Eric Best, Ph.D.

Assistant Professor of Homeland Security and Public Policy, School of Public Affairs

Eric Best is an Assistant Professor of Homeland Security and Public Policy at Penn State Harrisburg. He received his Ph.D. in Disaster Science and Management from the University of Delaware. His research interests include using statistics, GIS, and data science tools to create new applications for hazard reduction, evacuation modeling, and public policy analysis.

Prior to joining Penn State Harrisburg, Eric was an Assistant Professor of Emergency Management at Jacksonville State University, then an Assistant Policy Scientist at the Center for Applied Demography & Survey Research and an Assistant Professor at the University of Delaware’s Biden School of Public Policy.

  • Quantitative Social Science
  • Hazard Reduction and Evacuation Modeling
  • Spatial Statistics

 Best, Eric. 2017. “Development of Hybrid Notification Systems for Use with Storm-Based Warnings in Rural Communities.” Natural Hazards Review 18(4) November 2017

El-Tawil, Sherif, Jieshi Fang, Benigno Aguirre, Eric Best. 2017. “A Computational Study of the Station Nightclub Fire Accounting for Social Relationships.” Journal of Artificial Societies and Social Simulation, 20(4): 1-10

Greer, Alex and Eric Best. 2016. “Size Doesn’t Matter: The Complicated Relationship Between National Offshore Oil Spill Events, Framing, and Policy.” International Journal of Mass Emergencies and Disasters, 34(1): 25-46

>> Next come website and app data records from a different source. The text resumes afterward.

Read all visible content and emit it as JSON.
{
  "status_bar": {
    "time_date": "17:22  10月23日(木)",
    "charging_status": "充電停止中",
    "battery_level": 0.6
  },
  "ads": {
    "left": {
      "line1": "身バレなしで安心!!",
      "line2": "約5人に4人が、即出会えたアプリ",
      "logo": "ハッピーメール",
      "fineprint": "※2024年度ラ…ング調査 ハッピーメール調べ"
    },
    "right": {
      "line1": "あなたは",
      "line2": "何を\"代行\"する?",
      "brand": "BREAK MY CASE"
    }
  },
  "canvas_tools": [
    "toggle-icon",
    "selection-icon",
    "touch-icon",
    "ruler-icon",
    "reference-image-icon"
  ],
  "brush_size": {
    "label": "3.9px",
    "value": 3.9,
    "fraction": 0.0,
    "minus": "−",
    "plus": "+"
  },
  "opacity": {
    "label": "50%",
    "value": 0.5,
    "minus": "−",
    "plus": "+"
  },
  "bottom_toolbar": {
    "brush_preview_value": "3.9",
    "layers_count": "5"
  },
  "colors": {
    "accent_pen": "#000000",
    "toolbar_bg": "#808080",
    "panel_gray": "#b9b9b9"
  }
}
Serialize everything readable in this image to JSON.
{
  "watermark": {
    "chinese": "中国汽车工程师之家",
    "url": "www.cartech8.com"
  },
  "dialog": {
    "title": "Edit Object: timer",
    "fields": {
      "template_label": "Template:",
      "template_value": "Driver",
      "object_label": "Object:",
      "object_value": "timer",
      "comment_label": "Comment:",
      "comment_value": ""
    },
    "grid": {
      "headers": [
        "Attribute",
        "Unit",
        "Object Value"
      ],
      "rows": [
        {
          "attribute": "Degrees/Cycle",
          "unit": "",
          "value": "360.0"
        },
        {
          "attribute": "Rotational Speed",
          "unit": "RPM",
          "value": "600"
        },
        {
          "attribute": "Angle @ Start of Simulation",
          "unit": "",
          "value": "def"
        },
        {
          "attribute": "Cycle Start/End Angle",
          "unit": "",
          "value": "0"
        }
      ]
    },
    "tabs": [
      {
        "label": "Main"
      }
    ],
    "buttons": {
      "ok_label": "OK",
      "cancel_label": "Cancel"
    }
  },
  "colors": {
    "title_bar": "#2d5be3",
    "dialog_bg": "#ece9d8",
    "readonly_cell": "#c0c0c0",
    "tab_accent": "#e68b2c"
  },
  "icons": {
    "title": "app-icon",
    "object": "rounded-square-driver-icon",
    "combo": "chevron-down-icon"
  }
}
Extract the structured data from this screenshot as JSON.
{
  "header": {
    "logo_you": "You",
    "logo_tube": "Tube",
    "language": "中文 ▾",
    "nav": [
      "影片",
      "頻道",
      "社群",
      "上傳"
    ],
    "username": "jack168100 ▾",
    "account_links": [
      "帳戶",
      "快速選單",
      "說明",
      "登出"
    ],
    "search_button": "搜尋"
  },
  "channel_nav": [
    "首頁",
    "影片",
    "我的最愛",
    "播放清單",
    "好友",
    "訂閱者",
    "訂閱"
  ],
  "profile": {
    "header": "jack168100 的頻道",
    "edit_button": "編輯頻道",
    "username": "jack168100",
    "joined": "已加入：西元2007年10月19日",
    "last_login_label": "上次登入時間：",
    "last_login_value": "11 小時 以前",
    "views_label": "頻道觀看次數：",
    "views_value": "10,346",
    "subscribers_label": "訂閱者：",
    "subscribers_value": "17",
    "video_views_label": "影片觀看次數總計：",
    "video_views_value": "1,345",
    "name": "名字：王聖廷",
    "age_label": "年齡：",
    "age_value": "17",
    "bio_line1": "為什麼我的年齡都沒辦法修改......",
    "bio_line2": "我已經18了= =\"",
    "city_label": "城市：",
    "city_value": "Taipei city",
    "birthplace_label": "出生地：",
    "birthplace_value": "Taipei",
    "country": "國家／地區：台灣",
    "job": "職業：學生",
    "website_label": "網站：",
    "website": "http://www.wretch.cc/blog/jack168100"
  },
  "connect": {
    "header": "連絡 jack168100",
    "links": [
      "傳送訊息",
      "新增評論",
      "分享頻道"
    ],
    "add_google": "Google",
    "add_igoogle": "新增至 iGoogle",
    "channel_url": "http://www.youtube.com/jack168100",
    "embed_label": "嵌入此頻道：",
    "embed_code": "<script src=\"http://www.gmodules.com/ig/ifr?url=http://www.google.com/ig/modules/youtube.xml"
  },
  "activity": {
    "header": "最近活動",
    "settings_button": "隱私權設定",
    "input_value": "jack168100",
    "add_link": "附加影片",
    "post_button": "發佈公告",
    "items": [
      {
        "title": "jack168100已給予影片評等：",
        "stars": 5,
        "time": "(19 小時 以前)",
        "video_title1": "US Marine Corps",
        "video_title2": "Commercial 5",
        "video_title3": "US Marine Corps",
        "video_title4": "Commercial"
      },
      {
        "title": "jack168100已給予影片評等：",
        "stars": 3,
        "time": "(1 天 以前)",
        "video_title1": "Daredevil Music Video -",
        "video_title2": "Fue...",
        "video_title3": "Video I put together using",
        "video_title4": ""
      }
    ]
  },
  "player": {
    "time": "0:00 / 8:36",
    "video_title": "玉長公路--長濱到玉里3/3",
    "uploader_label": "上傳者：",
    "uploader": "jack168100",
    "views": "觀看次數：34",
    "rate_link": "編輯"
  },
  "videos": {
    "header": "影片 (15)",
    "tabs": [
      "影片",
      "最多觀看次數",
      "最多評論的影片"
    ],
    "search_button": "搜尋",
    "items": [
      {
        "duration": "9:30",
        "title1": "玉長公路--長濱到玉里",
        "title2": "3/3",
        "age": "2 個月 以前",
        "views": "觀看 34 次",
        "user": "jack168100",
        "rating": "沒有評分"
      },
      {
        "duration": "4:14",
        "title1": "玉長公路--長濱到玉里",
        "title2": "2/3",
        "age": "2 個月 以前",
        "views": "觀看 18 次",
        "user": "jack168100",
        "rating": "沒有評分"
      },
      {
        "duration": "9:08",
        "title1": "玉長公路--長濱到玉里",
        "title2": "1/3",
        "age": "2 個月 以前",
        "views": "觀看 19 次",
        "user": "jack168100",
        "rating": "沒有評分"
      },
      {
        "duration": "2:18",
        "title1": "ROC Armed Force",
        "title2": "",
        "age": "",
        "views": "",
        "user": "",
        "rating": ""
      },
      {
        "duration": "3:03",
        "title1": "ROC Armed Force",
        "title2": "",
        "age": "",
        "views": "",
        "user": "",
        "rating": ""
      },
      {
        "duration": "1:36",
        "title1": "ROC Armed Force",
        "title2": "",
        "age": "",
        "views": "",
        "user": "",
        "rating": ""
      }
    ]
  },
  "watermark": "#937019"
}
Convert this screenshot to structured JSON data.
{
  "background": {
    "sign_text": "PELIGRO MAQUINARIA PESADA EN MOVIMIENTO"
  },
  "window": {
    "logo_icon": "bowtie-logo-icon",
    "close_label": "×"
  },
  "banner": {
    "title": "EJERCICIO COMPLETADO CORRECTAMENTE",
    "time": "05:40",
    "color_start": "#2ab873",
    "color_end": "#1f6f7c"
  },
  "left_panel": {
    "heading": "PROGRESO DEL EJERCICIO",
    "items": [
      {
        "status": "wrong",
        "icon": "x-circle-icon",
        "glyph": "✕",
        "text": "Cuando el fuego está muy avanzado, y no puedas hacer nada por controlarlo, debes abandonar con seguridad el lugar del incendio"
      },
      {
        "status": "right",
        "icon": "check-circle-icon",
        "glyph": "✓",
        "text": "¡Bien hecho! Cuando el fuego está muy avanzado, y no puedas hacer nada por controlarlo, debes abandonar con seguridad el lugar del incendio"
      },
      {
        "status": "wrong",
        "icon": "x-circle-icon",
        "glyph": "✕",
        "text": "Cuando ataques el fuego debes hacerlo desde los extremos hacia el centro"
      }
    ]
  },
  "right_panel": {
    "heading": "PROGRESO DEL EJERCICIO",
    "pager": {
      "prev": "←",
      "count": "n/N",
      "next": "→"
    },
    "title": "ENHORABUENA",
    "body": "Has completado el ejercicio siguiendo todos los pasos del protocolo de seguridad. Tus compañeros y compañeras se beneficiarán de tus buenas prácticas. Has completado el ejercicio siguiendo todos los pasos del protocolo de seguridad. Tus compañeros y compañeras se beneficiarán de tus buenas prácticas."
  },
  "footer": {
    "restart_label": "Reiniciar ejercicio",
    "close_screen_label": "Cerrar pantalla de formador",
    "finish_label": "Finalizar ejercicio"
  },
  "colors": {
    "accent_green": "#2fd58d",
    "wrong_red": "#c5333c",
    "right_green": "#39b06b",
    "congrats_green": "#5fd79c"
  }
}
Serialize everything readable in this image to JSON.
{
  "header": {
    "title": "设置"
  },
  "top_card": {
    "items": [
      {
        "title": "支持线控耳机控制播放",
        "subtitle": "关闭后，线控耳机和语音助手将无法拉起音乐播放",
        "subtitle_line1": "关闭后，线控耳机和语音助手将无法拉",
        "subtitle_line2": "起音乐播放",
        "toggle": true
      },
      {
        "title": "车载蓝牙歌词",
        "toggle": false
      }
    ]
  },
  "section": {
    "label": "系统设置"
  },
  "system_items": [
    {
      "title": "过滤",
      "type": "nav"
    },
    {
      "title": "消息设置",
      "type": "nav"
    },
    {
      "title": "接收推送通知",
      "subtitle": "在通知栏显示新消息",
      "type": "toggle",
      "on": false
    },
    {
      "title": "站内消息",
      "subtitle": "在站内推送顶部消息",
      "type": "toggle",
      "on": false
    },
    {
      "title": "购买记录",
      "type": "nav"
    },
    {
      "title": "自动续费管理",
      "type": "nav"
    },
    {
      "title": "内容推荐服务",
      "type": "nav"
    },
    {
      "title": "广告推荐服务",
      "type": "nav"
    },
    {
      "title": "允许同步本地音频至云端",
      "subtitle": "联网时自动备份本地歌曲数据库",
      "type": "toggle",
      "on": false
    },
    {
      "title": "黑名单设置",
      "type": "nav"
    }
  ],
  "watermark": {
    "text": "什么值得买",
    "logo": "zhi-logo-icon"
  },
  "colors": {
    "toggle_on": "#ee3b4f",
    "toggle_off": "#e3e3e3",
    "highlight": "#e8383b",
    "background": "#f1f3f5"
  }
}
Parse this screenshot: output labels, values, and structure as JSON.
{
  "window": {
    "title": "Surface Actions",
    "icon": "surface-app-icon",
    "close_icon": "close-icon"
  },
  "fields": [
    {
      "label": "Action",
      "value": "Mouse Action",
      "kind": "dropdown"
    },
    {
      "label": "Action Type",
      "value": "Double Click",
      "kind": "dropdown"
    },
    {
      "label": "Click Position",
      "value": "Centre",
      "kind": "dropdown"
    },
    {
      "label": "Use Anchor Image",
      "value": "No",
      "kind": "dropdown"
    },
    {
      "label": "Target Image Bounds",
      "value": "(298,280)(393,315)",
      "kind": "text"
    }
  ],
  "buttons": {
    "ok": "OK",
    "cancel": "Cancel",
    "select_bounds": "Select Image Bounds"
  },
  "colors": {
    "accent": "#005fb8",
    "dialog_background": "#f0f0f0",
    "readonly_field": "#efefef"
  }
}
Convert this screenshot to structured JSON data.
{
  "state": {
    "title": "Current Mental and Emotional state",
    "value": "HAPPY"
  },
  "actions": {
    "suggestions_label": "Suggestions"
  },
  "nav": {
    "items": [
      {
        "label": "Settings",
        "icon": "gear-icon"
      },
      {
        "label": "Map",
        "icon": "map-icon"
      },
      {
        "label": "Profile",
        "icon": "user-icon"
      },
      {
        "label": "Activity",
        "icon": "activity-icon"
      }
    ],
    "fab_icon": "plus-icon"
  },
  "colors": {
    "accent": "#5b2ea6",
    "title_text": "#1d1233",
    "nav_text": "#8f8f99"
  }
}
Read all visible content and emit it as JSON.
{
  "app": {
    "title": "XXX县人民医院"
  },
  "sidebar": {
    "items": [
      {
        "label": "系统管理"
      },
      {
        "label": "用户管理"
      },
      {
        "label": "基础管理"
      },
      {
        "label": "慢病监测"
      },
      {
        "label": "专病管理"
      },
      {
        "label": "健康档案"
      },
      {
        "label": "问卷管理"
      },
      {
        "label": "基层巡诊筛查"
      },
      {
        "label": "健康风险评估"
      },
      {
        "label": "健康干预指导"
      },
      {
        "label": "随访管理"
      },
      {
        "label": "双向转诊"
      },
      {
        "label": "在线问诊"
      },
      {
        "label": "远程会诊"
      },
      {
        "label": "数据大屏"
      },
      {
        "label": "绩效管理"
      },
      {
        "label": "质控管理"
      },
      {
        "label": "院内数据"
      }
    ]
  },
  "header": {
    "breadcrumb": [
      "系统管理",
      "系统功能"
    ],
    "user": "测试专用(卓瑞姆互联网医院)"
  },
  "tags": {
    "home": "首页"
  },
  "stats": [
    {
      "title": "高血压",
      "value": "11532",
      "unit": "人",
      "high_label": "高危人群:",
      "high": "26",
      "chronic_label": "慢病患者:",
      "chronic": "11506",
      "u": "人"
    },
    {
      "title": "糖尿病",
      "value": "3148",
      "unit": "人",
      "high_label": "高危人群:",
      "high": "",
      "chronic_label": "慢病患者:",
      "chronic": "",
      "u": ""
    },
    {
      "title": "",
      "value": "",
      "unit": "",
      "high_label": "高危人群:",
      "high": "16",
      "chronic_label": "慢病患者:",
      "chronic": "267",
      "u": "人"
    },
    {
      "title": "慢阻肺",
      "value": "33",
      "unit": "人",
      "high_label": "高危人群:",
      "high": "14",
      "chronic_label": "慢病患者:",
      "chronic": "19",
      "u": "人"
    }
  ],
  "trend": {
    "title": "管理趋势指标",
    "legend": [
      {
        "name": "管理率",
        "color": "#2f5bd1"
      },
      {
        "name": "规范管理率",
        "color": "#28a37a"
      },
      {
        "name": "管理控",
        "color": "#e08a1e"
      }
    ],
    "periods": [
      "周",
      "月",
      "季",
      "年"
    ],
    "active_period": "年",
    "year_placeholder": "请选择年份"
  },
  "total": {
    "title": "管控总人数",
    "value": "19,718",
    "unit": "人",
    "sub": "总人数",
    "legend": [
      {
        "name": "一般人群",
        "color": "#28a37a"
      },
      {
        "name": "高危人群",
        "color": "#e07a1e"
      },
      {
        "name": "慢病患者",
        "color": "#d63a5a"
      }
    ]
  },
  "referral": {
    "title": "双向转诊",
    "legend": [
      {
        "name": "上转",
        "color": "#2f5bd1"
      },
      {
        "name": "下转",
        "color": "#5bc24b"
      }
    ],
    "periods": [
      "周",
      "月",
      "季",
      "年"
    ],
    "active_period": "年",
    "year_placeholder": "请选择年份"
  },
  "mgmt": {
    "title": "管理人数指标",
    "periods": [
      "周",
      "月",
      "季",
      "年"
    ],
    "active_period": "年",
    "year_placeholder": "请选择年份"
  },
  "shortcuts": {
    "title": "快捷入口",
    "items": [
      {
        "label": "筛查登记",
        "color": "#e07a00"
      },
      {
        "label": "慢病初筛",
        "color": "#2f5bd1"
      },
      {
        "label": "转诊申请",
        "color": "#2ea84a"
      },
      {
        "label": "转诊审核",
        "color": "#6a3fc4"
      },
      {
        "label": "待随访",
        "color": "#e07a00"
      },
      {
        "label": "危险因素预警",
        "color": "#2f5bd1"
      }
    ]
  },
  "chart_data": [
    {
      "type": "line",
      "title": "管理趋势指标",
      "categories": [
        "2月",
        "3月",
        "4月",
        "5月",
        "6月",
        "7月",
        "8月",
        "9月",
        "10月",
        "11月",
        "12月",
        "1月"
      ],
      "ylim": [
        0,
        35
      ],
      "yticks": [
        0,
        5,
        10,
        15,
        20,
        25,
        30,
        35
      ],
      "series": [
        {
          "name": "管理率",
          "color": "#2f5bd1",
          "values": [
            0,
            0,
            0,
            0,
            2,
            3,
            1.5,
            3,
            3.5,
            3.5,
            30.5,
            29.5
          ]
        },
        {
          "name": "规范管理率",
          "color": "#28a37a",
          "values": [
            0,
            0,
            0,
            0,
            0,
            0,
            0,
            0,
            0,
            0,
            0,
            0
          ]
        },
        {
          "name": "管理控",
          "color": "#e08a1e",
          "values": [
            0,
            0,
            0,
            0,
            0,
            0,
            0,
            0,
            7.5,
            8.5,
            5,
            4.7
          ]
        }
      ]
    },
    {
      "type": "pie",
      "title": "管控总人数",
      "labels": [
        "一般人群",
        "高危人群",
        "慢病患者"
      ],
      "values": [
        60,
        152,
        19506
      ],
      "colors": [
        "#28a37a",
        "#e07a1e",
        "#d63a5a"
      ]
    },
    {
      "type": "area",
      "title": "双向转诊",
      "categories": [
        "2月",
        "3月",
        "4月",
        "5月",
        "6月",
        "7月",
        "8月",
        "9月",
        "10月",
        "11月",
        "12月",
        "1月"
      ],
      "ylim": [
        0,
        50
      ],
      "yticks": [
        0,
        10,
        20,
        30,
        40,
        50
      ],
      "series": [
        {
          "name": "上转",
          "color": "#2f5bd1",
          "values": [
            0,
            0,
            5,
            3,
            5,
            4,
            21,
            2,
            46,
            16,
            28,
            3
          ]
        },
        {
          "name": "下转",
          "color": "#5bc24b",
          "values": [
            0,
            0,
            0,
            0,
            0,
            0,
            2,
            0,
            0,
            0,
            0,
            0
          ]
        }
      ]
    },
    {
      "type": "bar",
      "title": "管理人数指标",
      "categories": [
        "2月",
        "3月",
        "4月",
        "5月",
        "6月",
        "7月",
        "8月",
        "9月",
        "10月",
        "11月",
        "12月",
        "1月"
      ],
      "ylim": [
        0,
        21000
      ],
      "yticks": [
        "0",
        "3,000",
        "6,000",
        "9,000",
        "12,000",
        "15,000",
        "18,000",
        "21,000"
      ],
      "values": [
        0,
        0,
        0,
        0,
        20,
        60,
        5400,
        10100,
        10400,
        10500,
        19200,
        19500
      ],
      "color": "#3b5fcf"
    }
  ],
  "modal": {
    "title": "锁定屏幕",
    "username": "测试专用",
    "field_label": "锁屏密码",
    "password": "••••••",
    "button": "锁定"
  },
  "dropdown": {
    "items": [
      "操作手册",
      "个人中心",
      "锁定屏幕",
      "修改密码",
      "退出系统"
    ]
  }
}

Best, Joel and Eric Best. 2016. “The Shifting Landscape for Student Loans.” Society, 53(1): 51-55

Best, Joel and Eric Best. 2014. The Student Loan Mess: How Good Intentions Created a Trillion-Dollar Problem. University of California Press, May 2, 2014

Hotchkiss, H. L., B.E. Aguirre, Eric Best. 2013. “A Critique of the NIST Report of the Evacuation of the WTC Towers: Continued Doubts.” Disasters, 37(4): 695-704

Best, Eric. 2012. “Debt and the American Dream.” Society, 49(4): 349-352

Aguirre, B.E., Sherif El-Tawil, Eric Best, Kimberly Gill, Vladimir Fedorov. 2011. “Contributions of Social Science to Agent Based Models of Building Evacuation.” Contemporary Social Science, 6(3): 415-432

 B.S., M.A., Ph.D. University of Delaware

Quantitative Political Analysis
Strategic Planning and Organizational Imperatives in Homeland Defense and Security